Exercise goal >>
Once the pictures are removed, restate the data below word for word.

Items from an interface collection
• • • •
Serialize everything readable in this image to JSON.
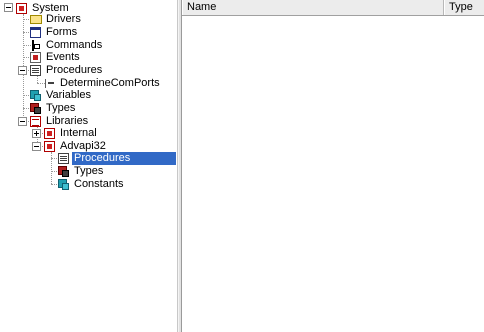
{
  "tree": {
    "system": "System",
    "drivers": "Drivers",
    "forms": "Forms",
    "commands": "Commands",
    "events": "Events",
    "procedures": "Procedures",
    "determine_com_ports": "DetermineComPorts",
    "variables": "Variables",
    "types": "Types",
    "libraries": "Libraries",
    "internal": "Internal",
    "advapi32": "Advapi32",
    "advapi32_procedures": "Procedures",
    "advapi32_types": "Types",
    "advapi32_constants": "Constants"
  },
  "list": {
    "columns": [
      "Name",
      "Type"
    ],
    "rows": []
  }
}
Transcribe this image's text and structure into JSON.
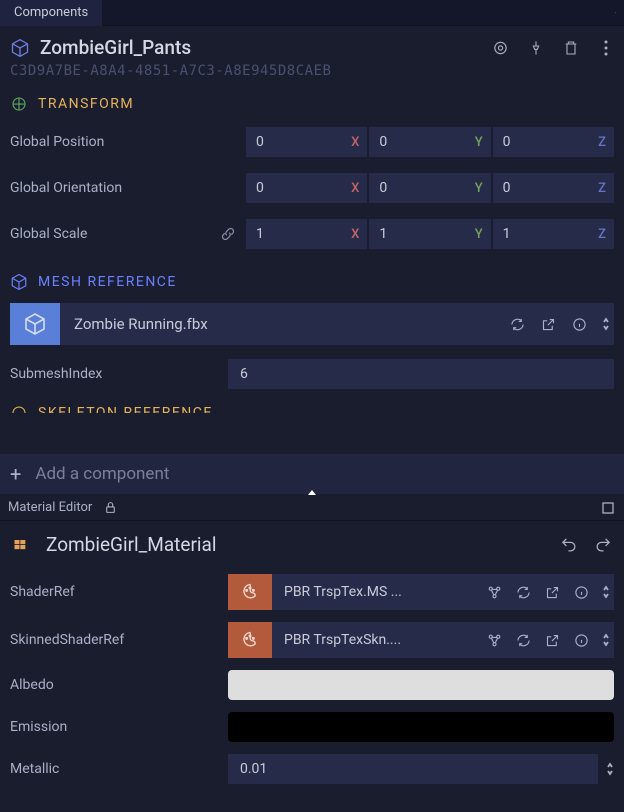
{
  "tab": {
    "label": "Components"
  },
  "header": {
    "name": "ZombieGirl_Pants",
    "guid": "C3D9A7BE-A8A4-4851-A7C3-A8E945D8CAEB"
  },
  "sections": {
    "transform": "TRANSFORM",
    "mesh": "MESH REFERENCE",
    "skeleton": "SKELETON REFERENCE"
  },
  "transform": {
    "position_label": "Global Position",
    "orientation_label": "Global Orientation",
    "scale_label": "Global Scale",
    "position": {
      "x": "0",
      "y": "0",
      "z": "0"
    },
    "orientation": {
      "x": "0",
      "y": "0",
      "z": "0"
    },
    "scale": {
      "x": "1",
      "y": "1",
      "z": "1"
    },
    "axis_x": "X",
    "axis_y": "Y",
    "axis_z": "Z"
  },
  "mesh": {
    "asset": "Zombie Running.fbx",
    "submesh_label": "SubmeshIndex",
    "submesh_value": "6"
  },
  "add_component_label": "Add a component",
  "material_panel": {
    "tab": "Material Editor",
    "name": "ZombieGirl_Material",
    "shader_ref_label": "ShaderRef",
    "shader_ref_value": "PBR TrspTex.MS ...",
    "skinned_shader_ref_label": "SkinnedShaderRef",
    "skinned_shader_ref_value": "PBR TrspTexSkn....",
    "albedo_label": "Albedo",
    "emission_label": "Emission",
    "metallic_label": "Metallic",
    "metallic_value": "0.01",
    "colors": {
      "albedo": "#dedede",
      "emission": "#000000"
    }
  }
}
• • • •
Task answer >>
Serialize everything readable in this image to JSON.
{
  "tree": {
    "system": "System",
    "drivers": "Drivers",
    "forms": "Forms",
    "commands": "Commands",
    "events": "Events",
    "procedures": "Procedures",
    "determine_com_ports": "DetermineComPorts",
    "variables": "Variables",
    "types": "Types",
    "libraries": "Libraries",
    "internal": "Internal",
    "advapi32": "Advapi32",
    "advapi32_procedures": "Procedures",
    "advapi32_types": "Types",
    "advapi32_constants": "Constants"
  },
  "list": {
    "columns": [
      "Name",
      "Type"
    ],
    "rows": []
  }
}
Transcribe this image's text and structure into JSON.
{
  "tab": {
    "label": "Components"
  },
  "header": {
    "name": "ZombieGirl_Pants",
    "guid": "C3D9A7BE-A8A4-4851-A7C3-A8E945D8CAEB"
  },
  "sections": {
    "transform": "TRANSFORM",
    "mesh": "MESH REFERENCE",
    "skeleton": "SKELETON REFERENCE"
  },
  "transform": {
    "position_label": "Global Position",
    "orientation_label": "Global Orientation",
    "scale_label": "Global Scale",
    "position": {
      "x": "0",
      "y": "0",
      "z": "0"
    },
    "orientation": {
      "x": "0",
      "y": "0",
      "z": "0"
    },
    "scale": {
      "x": "1",
      "y": "1",
      "z": "1"
    },
    "axis_x": "X",
    "axis_y": "Y",
    "axis_z": "Z"
  },
  "mesh": {
    "asset": "Zombie Running.fbx",
    "submesh_label": "SubmeshIndex",
    "submesh_value": "6"
  },
  "add_component_label": "Add a component",
  "material_panel": {
    "tab": "Material Editor",
    "name": "ZombieGirl_Material",
    "shader_ref_label": "ShaderRef",
    "shader_ref_value": "PBR TrspTex.MS ...",
    "skinned_shader_ref_label": "SkinnedShaderRef",
    "skinned_shader_ref_value": "PBR TrspTexSkn....",
    "albedo_label": "Albedo",
    "emission_label": "Emission",
    "metallic_label": "Metallic",
    "metallic_value": "0.01",
    "colors": {
      "albedo": "#dedede",
      "emission": "#000000"
    }
  }
}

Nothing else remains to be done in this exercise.